UI Search in TMG
UI Search is a TMG feature designed to help administrators instantly filter Firewall Policy rules according to a search criteria string. This feature resembles the "Search Inbox" in Microsoft Outlook and is generally designed to deliver similar functionality.
Usage – visual filtering
UI search can be used to filter rules according to the attributes shown in the management console as column names. All these attributes are supported for localized version of TMG in the very same form as they're shown in UI.
A simple example would be finding all deny rules (Search for “Action:Deny” ). For an empty user policy combined with a default system policy, the resulting set of rules will look the following way:
Now, if we'd like to see only those rules that deny access to HTTP protocol, search for: “Action:deny protocol:http”. The query and result would look like this:
We get a single rule which is a subset of the previous query.
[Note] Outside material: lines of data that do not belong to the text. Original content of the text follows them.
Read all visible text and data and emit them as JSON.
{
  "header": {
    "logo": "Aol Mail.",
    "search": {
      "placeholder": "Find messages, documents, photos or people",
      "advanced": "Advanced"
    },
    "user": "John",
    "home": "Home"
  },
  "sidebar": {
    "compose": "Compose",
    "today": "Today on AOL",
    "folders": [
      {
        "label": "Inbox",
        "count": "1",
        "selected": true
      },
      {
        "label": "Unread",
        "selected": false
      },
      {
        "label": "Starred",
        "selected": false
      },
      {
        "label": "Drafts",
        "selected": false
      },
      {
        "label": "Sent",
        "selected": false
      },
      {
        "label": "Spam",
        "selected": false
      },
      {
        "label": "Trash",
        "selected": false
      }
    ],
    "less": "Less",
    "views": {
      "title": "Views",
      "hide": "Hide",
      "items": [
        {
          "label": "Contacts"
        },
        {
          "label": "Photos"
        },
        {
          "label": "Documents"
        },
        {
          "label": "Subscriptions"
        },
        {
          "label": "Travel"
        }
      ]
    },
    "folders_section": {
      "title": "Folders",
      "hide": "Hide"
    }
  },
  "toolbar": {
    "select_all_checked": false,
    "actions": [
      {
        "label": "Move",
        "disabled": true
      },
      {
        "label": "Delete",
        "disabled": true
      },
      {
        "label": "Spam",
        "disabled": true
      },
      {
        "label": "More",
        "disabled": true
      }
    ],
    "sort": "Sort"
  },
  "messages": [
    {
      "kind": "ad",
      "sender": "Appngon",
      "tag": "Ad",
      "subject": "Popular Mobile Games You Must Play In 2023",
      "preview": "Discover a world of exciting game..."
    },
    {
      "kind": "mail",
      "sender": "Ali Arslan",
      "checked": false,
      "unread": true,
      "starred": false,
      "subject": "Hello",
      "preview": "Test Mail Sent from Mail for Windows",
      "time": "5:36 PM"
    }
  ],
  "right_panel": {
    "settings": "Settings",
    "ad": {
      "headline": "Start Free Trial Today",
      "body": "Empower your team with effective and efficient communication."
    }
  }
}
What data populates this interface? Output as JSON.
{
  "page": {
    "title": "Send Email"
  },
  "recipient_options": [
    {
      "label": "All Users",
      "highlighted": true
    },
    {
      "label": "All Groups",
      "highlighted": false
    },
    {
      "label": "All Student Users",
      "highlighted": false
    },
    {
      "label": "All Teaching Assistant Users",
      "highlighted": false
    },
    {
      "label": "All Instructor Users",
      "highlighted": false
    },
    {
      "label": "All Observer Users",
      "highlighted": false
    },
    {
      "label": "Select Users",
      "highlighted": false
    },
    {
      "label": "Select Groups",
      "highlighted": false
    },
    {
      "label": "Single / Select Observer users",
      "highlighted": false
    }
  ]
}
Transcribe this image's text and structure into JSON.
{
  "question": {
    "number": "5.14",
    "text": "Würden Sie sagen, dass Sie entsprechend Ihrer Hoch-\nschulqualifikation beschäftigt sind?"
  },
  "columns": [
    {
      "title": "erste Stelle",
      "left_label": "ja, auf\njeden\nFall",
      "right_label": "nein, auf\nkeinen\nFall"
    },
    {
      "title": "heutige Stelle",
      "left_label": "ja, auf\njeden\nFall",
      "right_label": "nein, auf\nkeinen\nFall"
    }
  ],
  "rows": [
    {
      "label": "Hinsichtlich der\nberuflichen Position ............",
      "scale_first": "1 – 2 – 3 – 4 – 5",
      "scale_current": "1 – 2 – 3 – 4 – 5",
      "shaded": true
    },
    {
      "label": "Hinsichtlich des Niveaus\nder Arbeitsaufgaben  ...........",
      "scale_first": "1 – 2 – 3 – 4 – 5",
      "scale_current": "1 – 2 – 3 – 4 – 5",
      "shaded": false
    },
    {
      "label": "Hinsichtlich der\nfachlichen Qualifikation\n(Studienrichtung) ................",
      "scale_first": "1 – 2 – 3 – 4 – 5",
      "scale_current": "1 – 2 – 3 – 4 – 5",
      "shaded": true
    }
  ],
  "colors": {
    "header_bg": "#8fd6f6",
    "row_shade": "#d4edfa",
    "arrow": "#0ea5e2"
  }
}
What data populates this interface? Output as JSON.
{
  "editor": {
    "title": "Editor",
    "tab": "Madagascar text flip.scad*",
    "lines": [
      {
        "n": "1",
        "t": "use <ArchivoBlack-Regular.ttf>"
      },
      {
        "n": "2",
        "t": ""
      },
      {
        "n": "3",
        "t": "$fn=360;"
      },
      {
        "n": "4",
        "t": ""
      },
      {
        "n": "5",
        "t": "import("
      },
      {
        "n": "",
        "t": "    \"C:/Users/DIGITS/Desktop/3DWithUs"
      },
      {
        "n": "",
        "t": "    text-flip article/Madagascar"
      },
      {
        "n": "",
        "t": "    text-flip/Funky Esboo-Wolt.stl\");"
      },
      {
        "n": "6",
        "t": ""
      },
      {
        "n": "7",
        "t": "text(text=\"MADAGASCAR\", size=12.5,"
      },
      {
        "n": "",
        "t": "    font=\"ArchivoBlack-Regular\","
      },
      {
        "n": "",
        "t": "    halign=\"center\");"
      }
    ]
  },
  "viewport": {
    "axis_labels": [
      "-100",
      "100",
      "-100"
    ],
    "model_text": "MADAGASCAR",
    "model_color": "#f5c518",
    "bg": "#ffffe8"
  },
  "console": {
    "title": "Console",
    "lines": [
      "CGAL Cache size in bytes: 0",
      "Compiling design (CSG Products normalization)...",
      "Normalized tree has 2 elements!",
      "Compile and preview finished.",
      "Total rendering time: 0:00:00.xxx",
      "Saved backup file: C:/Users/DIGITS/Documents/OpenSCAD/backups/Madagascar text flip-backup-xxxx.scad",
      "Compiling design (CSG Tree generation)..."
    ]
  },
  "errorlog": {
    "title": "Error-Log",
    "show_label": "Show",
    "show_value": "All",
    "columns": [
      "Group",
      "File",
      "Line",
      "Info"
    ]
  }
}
Here we can see some potential ambiguity: when filtering on “HTTP” both “HTTP” and “HTTPS” will be found since the value is matched as a substring.
Another nice example would be searching for rules governing traffic from external network to local host (search for ‘from:external to:”local host”’ ):
Usage – search in depth
The same search can be used to find rules where any of their sub-properties fit the search criteria. A good example of that would be searching for rules according to a protocol description:
Consider the following protocol:
This protocol got a twin brother: “System Center Operation Manager Agent Installation”. If we search for 'Description:"Microsoft System Center Operation Manager 2007 Agent"' or just "Microsoft System Center Operation Manager 2007 Agent" , we get the two rules referring these protocols:
Another example is filtering rules that deal with download.windowsupdate.com URL. In the example below the URL is part of the “Microsoft Update Sites” Domain name set.
And another one:
Here we note that all rules except the last one were matched according to their description, while the last one is matched according to its users. We can differentiate the result by more precise queries ( ‘user:”network service”’ ):
and ( ‘description:”network service”’ )
Warning: The following sections contains technical mambo jambo. Use at your own risk!
Documentation of the syntax the query follows is available in http://technet.microsoft.com/en-us/library/dd897127.aspx
The search string uses the following grammar:
S -> CriterionList
CriterionList -> CriterionList Criterion | Criterion
Criterion -> Token CLN Token | Token
Token -> TokenType1| DBQ TokenType2 DBQ | SLQ TokenType3 SLQ
CLN -> :
DBQ -> “ //double quote
SLQ -> ‘ //single quote
TokenType1 -> [^ \t\n:\"\']* //sequence of characters NOT containing spaces, tabs, caret returns, colons, double and single quotes
TokenType2 -> [^\"] //sequence of characters NOT containing double quotes
TokenType3 -> [^\’] //sequence of characters NOT containing single quotes
Please note that double or single quotes must be used when the search string contains spaces, otherwise it will be processed as two separate search strings.
There are situations in which a search executed from the UI will return more matches, than the exact same search executed using the COM interface. This happens because the UI initializes the full COM sub-tree for rule objects, creating all underlying children (including those that are implicitly set to defaults and are created by demand), while direct search through the COM interface won't see the default children and won't perform lookup on them. However, this will never happen for the matching object that were created or modified by a user.
Written by: Dima Datsenko, Software Design Engineer, Forefront Threat Management Gateway
Reviewed by: Ori Yosefi, Senior Program Manager, Forefront Threat Management Gateway